======== Given data ========

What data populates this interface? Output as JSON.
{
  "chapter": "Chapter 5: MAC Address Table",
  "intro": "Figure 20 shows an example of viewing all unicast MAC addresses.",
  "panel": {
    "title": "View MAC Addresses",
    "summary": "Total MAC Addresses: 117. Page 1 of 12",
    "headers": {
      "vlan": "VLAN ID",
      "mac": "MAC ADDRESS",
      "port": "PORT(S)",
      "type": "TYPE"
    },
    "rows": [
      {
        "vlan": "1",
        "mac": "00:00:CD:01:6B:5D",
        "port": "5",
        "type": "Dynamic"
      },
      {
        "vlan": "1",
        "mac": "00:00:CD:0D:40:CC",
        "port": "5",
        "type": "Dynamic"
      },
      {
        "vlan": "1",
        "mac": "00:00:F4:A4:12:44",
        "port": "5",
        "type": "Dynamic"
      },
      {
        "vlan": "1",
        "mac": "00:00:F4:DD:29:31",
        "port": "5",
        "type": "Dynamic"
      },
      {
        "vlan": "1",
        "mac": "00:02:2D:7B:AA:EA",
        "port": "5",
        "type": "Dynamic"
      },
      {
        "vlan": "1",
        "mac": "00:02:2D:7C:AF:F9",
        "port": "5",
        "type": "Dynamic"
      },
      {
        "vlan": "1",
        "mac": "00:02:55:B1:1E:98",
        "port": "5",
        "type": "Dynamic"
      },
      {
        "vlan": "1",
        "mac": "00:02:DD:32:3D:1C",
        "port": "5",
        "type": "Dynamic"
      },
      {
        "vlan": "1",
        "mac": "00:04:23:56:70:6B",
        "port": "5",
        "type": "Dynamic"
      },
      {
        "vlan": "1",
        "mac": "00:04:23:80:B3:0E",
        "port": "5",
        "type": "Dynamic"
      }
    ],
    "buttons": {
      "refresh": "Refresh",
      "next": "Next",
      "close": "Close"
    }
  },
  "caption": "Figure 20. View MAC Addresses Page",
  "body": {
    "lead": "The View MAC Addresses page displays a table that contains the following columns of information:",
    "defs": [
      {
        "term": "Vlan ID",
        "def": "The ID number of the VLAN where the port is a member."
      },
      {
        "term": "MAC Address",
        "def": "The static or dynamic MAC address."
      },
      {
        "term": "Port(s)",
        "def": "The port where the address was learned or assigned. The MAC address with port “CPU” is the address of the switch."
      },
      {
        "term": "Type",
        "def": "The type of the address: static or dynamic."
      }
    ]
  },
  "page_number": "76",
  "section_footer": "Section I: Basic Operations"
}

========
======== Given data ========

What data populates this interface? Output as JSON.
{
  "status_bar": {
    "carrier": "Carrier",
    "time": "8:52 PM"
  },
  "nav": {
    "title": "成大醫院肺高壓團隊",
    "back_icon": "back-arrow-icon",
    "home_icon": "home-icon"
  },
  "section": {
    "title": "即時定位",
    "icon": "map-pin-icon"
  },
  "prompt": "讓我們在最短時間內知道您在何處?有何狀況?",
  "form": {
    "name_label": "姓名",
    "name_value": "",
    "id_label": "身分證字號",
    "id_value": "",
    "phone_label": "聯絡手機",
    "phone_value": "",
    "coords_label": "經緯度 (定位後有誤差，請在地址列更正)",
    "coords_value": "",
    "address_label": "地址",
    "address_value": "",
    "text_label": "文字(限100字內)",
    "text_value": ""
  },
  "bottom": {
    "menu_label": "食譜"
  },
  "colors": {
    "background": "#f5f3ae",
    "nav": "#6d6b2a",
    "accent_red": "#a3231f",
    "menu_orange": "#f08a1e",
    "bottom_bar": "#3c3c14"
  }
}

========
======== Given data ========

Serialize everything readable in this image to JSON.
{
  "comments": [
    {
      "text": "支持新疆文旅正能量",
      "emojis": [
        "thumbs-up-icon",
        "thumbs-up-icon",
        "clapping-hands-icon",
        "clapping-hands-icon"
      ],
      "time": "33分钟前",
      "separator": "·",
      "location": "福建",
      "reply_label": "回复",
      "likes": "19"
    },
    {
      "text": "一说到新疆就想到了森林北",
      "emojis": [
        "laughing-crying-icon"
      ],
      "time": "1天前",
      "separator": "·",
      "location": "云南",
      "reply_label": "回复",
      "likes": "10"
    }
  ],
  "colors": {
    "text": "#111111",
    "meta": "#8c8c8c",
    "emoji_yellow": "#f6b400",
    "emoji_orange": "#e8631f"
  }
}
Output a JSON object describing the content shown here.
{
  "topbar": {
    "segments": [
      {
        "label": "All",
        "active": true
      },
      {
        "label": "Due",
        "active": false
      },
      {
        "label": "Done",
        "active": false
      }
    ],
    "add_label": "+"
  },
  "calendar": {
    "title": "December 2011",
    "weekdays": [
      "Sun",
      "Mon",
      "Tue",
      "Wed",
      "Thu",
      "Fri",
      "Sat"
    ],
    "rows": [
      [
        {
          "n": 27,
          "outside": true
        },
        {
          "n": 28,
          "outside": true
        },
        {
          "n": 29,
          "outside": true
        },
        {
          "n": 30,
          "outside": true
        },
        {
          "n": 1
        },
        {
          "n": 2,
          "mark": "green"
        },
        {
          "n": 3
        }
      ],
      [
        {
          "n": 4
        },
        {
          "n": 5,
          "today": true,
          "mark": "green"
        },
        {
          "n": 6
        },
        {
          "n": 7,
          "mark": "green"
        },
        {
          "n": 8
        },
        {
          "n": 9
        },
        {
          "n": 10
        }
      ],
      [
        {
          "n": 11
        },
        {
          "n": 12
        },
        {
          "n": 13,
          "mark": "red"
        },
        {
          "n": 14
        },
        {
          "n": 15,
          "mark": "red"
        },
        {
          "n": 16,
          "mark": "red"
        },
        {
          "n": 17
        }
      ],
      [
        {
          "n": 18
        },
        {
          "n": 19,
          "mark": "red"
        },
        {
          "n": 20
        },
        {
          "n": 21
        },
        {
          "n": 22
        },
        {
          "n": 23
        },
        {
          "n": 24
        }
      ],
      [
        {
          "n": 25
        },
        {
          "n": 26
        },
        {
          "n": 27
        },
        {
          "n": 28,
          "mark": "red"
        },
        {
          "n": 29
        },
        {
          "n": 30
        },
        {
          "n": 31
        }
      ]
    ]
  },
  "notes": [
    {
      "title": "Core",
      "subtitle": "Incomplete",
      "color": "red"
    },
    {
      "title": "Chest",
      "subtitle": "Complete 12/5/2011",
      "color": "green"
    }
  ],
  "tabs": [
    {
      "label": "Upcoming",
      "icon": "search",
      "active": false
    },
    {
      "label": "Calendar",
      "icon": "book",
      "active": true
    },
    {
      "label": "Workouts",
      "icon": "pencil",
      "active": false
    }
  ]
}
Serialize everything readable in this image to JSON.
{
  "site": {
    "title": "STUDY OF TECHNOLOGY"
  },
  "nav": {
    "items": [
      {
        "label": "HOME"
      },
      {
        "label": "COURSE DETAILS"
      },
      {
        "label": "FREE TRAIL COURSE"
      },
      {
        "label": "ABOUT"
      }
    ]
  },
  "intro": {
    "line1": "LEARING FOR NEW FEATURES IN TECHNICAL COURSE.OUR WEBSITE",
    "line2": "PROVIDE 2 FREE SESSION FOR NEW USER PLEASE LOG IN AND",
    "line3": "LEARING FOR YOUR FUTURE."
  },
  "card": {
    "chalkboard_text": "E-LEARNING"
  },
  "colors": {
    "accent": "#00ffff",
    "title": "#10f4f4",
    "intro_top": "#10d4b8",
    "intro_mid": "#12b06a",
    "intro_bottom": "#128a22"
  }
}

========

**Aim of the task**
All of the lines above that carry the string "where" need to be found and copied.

**Result below**
        "def": "The ID number of the VLAN where the port is a member."
        "def": "The port where the address was learned or assigned. The MAC address with port “CPU” is the address of the switch."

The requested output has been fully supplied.